[Records excerpted from a collection]
Start of Block

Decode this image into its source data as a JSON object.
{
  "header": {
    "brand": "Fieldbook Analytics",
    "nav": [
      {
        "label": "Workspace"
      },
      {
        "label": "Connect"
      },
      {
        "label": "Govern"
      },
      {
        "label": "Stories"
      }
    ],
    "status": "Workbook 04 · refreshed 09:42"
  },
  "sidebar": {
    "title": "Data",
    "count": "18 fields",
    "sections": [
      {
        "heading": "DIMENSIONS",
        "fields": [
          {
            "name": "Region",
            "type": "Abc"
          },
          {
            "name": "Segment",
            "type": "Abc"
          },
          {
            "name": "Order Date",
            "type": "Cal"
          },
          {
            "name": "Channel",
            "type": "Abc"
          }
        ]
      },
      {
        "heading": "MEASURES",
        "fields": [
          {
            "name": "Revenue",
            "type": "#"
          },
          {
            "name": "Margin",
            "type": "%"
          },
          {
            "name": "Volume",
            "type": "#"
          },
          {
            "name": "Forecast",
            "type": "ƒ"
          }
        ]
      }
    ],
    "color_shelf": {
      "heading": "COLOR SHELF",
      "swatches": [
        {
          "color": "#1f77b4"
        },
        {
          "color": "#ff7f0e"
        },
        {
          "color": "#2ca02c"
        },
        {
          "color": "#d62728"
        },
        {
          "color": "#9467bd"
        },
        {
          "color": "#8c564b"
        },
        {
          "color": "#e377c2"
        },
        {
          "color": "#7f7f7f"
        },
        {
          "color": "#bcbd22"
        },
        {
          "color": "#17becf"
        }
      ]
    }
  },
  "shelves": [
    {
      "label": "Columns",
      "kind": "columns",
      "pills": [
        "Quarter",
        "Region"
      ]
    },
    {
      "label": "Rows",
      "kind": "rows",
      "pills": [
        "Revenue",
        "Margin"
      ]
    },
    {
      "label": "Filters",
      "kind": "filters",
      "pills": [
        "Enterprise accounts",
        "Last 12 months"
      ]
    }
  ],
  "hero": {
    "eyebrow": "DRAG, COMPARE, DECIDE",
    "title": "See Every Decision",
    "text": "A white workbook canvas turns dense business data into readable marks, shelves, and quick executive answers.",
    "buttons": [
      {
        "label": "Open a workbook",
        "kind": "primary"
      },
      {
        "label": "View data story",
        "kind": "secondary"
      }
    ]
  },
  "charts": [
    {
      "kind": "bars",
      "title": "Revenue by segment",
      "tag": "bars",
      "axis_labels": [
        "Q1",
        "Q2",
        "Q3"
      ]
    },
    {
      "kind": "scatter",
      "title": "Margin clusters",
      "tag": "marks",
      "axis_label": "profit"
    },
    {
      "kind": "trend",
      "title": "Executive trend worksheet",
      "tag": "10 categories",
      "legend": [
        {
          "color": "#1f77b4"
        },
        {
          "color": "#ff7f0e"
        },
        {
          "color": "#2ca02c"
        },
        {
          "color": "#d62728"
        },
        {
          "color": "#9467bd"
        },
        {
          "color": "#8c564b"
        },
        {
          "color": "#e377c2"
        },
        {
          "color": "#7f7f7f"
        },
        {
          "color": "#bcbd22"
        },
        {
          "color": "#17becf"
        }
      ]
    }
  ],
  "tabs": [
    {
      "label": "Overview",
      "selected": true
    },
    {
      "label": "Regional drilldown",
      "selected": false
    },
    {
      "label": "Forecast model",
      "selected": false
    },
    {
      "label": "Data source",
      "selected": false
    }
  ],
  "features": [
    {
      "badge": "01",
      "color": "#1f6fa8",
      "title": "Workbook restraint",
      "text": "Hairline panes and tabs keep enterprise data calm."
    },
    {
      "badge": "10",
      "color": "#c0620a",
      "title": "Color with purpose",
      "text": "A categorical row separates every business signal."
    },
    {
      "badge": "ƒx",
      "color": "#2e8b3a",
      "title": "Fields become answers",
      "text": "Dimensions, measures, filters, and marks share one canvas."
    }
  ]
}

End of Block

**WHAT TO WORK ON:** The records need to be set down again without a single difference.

**EXPECTED OUTPUT:**
Decode this image into its source data as a JSON object.
{
  "header": {
    "brand": "Fieldbook Analytics",
    "nav": [
      {
        "label": "Workspace"
      },
      {
        "label": "Connect"
      },
      {
        "label": "Govern"
      },
      {
        "label": "Stories"
      }
    ],
    "status": "Workbook 04 · refreshed 09:42"
  },
  "sidebar": {
    "title": "Data",
    "count": "18 fields",
    "sections": [
      {
        "heading": "DIMENSIONS",
        "fields": [
          {
            "name": "Region",
            "type": "Abc"
          },
          {
            "name": "Segment",
            "type": "Abc"
          },
          {
            "name": "Order Date",
            "type": "Cal"
          },
          {
            "name": "Channel",
            "type": "Abc"
          }
        ]
      },
      {
        "heading": "MEASURES",
        "fields": [
          {
            "name": "Revenue",
            "type": "#"
          },
          {
            "name": "Margin",
            "type": "%"
          },
          {
            "name": "Volume",
            "type": "#"
          },
          {
            "name": "Forecast",
            "type": "ƒ"
          }
        ]
      }
    ],
    "color_shelf": {
      "heading": "COLOR SHELF",
      "swatches": [
        {
          "color": "#1f77b4"
        },
        {
          "color": "#ff7f0e"
        },
        {
          "color": "#2ca02c"
        },
        {
          "color": "#d62728"
        },
        {
          "color": "#9467bd"
        },
        {
          "color": "#8c564b"
        },
        {
          "color": "#e377c2"
        },
        {
          "color": "#7f7f7f"
        },
        {
          "color": "#bcbd22"
        },
        {
          "color": "#17becf"
        }
      ]
    }
  },
  "shelves": [
    {
      "label": "Columns",
      "kind": "columns",
      "pills": [
        "Quarter",
        "Region"
      ]
    },
    {
      "label": "Rows",
      "kind": "rows",
      "pills": [
        "Revenue",
        "Margin"
      ]
    },
    {
      "label": "Filters",
      "kind": "filters",
      "pills": [
        "Enterprise accounts",
        "Last 12 months"
      ]
    }
  ],
  "hero": {
    "eyebrow": "DRAG, COMPARE, DECIDE",
    "title": "See Every Decision",
    "text": "A white workbook canvas turns dense business data into readable marks, shelves, and quick executive answers.",
    "buttons": [
      {
        "label": "Open a workbook",
        "kind": "primary"
      },
      {
        "label": "View data story",
        "kind": "secondary"
      }
    ]
  },
  "charts": [
    {
      "kind": "bars",
      "title": "Revenue by segment",
      "tag": "bars",
      "axis_labels": [
        "Q1",
        "Q2",
        "Q3"
      ]
    },
    {
      "kind": "scatter",
      "title": "Margin clusters",
      "tag": "marks",
      "axis_label": "profit"
    },
    {
      "kind": "trend",
      "title": "Executive trend worksheet",
      "tag": "10 categories",
      "legend": [
        {
          "color": "#1f77b4"
        },
        {
          "color": "#ff7f0e"
        },
        {
          "color": "#2ca02c"
        },
        {
          "color": "#d62728"
        },
        {
          "color": "#9467bd"
        },
        {
          "color": "#8c564b"
        },
        {
          "color": "#e377c2"
        },
        {
          "color": "#7f7f7f"
        },
        {
          "color": "#bcbd22"
        },
        {
          "color": "#17becf"
        }
      ]
    }
  ],
  "tabs": [
    {
      "label": "Overview",
      "selected": true
    },
    {
      "label": "Regional drilldown",
      "selected": false
    },
    {
      "label": "Forecast model",
      "selected": false
    },
    {
      "label": "Data source",
      "selected": false
    }
  ],
  "features": [
    {
      "badge": "01",
      "color": "#1f6fa8",
      "title": "Workbook restraint",
      "text": "Hairline panes and tabs keep enterprise data calm."
    },
    {
      "badge": "10",
      "color": "#c0620a",
      "title": "Color with purpose",
      "text": "A categorical row separates every business signal."
    },
    {
      "badge": "ƒx",
      "color": "#2e8b3a",
      "title": "Fields become answers",
      "text": "Dimensions, measures, filters, and marks share one canvas."
    }
  ]
}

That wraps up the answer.